A significant number of regulatory ecotoxicology studies do not comply exactly with the corresponding OECD Test Guideline, resulting in uncertainty for the regulatory decision makers evaluating the studies. This may ultimately result in requests for repeat testing, including repetition of vertebrate tests. This project aimed to determine which deviations fundamentally undermine study endpoints, and which deviations do not impact on the scientific quality of studies. It was guided by an expert Working Group comprised of international representatives from 12 organisations across governmental regulatory bodies, academia and the chemicals industry.
We conducted surveys in 2016 to collect information on the most commonly conducted Test Guideline studies, the deviations to technical requirements encountered most frequently, and which deviations are currently tolerated before the results of a study are no longer deemed scientifically robust. They were completed by contract research organisations conducting vertebrate ecotoxicology studies; companies sponsoring vertebrate ecotoxicology studies; and regulatory authorities assessing submissions containing data from vertebrate ecotoxicology studies.
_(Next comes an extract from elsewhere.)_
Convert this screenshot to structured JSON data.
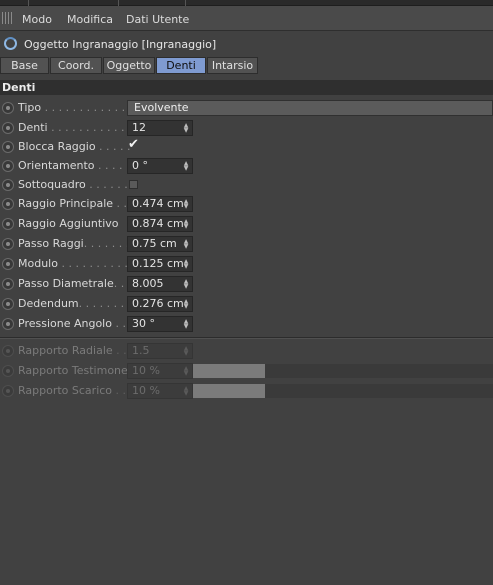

The data from these surveys have since been used to inform and prioritise further NC3Rs projects, including those in the area of endocrine testing, with the aim of decreasing the number of requests for repeat in vivo studies and simultaneously increasing the scientific robustness of required in vivo tests.